## Aim of the exercise
For every line below, output the text exactly and leave out images.

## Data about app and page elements
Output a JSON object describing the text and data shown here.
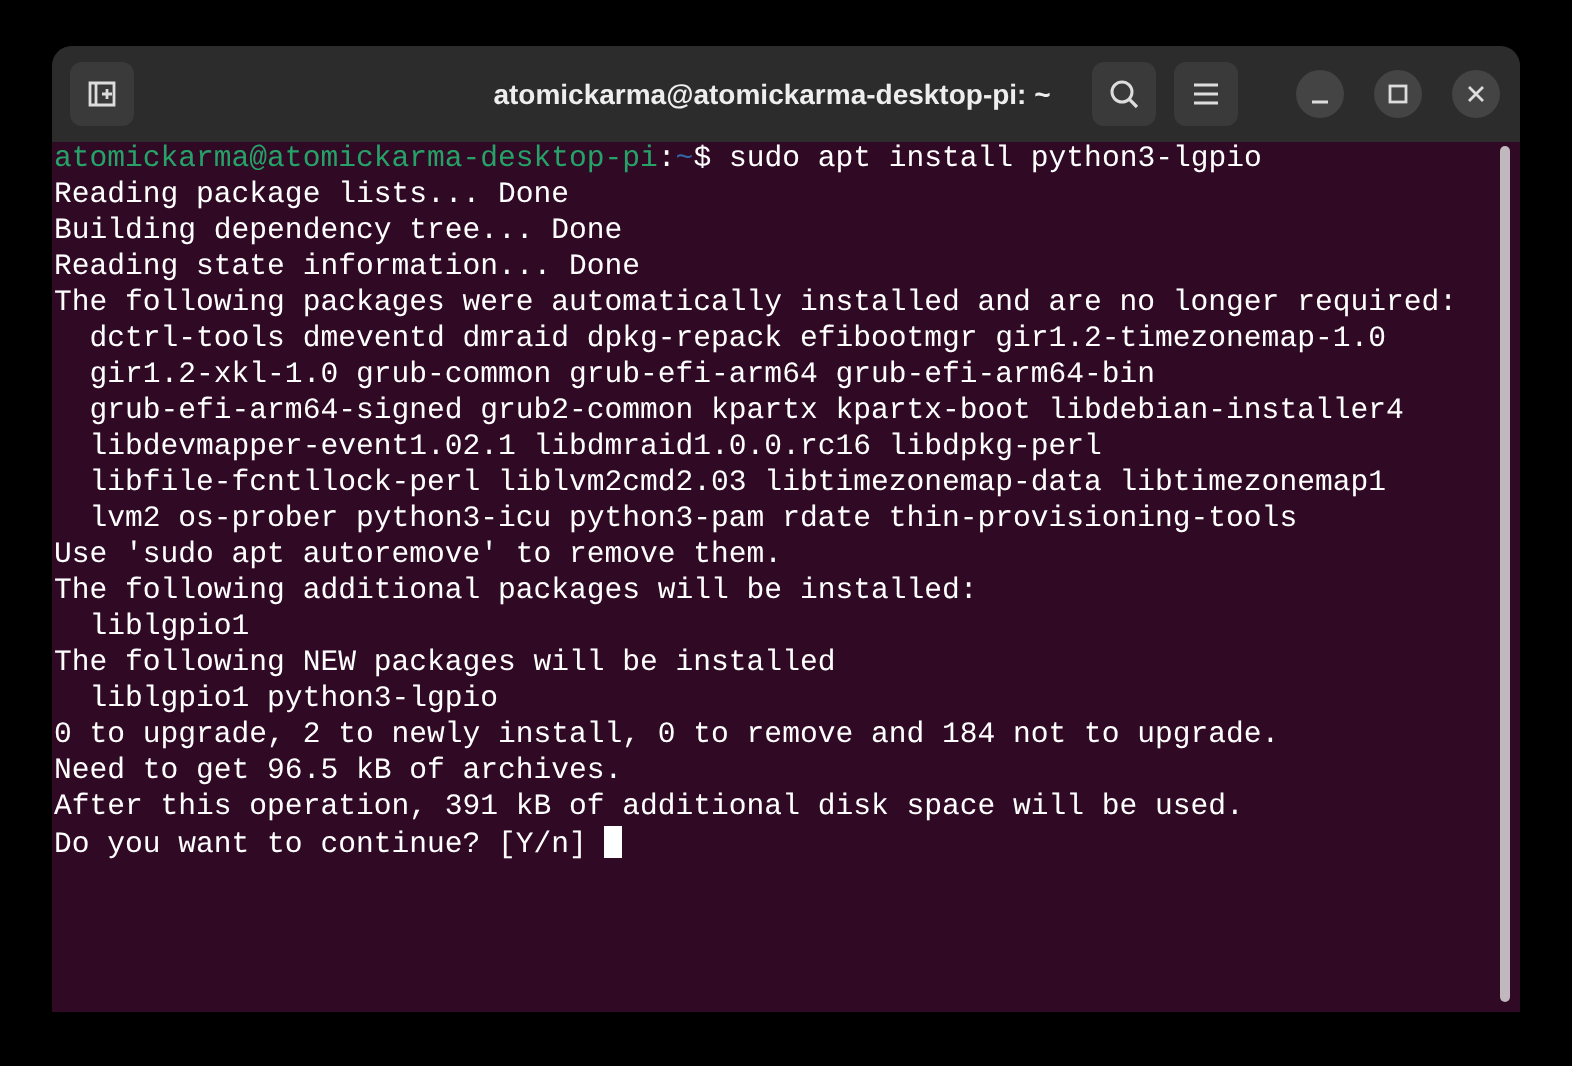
{
  "window": {
    "title": "atomickarma@atomickarma-desktop-pi: ~"
  },
  "terminal": {
    "lines": [
      {
        "kind": "prompt",
        "user_host": "atomickarma@atomickarma-desktop-pi",
        "separator": ":",
        "path": "~",
        "symbol": "$",
        "command": "sudo apt install python3-lgpio"
      },
      {
        "kind": "output",
        "text": "Reading package lists... Done"
      },
      {
        "kind": "output",
        "text": "Building dependency tree... Done"
      },
      {
        "kind": "output",
        "text": "Reading state information... Done"
      },
      {
        "kind": "output",
        "text": "The following packages were automatically installed and are no longer required:"
      },
      {
        "kind": "output",
        "text": "  dctrl-tools dmeventd dmraid dpkg-repack efibootmgr gir1.2-timezonemap-1.0"
      },
      {
        "kind": "output",
        "text": "  gir1.2-xkl-1.0 grub-common grub-efi-arm64 grub-efi-arm64-bin"
      },
      {
        "kind": "output",
        "text": "  grub-efi-arm64-signed grub2-common kpartx kpartx-boot libdebian-installer4"
      },
      {
        "kind": "output",
        "text": "  libdevmapper-event1.02.1 libdmraid1.0.0.rc16 libdpkg-perl"
      },
      {
        "kind": "output",
        "text": "  libfile-fcntllock-perl liblvm2cmd2.03 libtimezonemap-data libtimezonemap1"
      },
      {
        "kind": "output",
        "text": "  lvm2 os-prober python3-icu python3-pam rdate thin-provisioning-tools"
      },
      {
        "kind": "output",
        "text": "Use 'sudo apt autoremove' to remove them."
      },
      {
        "kind": "output",
        "text": "The following additional packages will be installed:"
      },
      {
        "kind": "output",
        "text": "  liblgpio1"
      },
      {
        "kind": "output",
        "text": "The following NEW packages will be installed"
      },
      {
        "kind": "output",
        "text": "  liblgpio1 python3-lgpio"
      },
      {
        "kind": "output",
        "text": "0 to upgrade, 2 to newly install, 0 to remove and 184 not to upgrade."
      },
      {
        "kind": "output",
        "text": "Need to get 96.5 kB of archives."
      },
      {
        "kind": "output",
        "text": "After this operation, 391 kB of additional disk space will be used."
      },
      {
        "kind": "input",
        "text": "Do you want to continue? [Y/n] "
      }
    ]
  }
}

## Problem solution
Output a JSON object describing the text and data shown here.
{
  "window": {
    "title": "atomickarma@atomickarma-desktop-pi: ~"
  },
  "terminal": {
    "lines": [
      {
        "kind": "prompt",
        "user_host": "atomickarma@atomickarma-desktop-pi",
        "separator": ":",
        "path": "~",
        "symbol": "$",
        "command": "sudo apt install python3-lgpio"
      },
      {
        "kind": "output",
        "text": "Reading package lists... Done"
      },
      {
        "kind": "output",
        "text": "Building dependency tree... Done"
      },
      {
        "kind": "output",
        "text": "Reading state information... Done"
      },
      {
        "kind": "output",
        "text": "The following packages were automatically installed and are no longer required:"
      },
      {
        "kind": "output",
        "text": "  dctrl-tools dmeventd dmraid dpkg-repack efibootmgr gir1.2-timezonemap-1.0"
      },
      {
        "kind": "output",
        "text": "  gir1.2-xkl-1.0 grub-common grub-efi-arm64 grub-efi-arm64-bin"
      },
      {
        "kind": "output",
        "text": "  grub-efi-arm64-signed grub2-common kpartx kpartx-boot libdebian-installer4"
      },
      {
        "kind": "output",
        "text": "  libdevmapper-event1.02.1 libdmraid1.0.0.rc16 libdpkg-perl"
      },
      {
        "kind": "output",
        "text": "  libfile-fcntllock-perl liblvm2cmd2.03 libtimezonemap-data libtimezonemap1"
      },
      {
        "kind": "output",
        "text": "  lvm2 os-prober python3-icu python3-pam rdate thin-provisioning-tools"
      },
      {
        "kind": "output",
        "text": "Use 'sudo apt autoremove' to remove them."
      },
      {
        "kind": "output",
        "text": "The following additional packages will be installed:"
      },
      {
        "kind": "output",
        "text": "  liblgpio1"
      },
      {
        "kind": "output",
        "text": "The following NEW packages will be installed"
      },
      {
        "kind": "output",
        "text": "  liblgpio1 python3-lgpio"
      },
      {
        "kind": "output",
        "text": "0 to upgrade, 2 to newly install, 0 to remove and 184 not to upgrade."
      },
      {
        "kind": "output",
        "text": "Need to get 96.5 kB of archives."
      },
      {
        "kind": "output",
        "text": "After this operation, 391 kB of additional disk space will be used."
      },
      {
        "kind": "input",
        "text": "Do you want to continue? [Y/n] "
      }
    ]
  }
}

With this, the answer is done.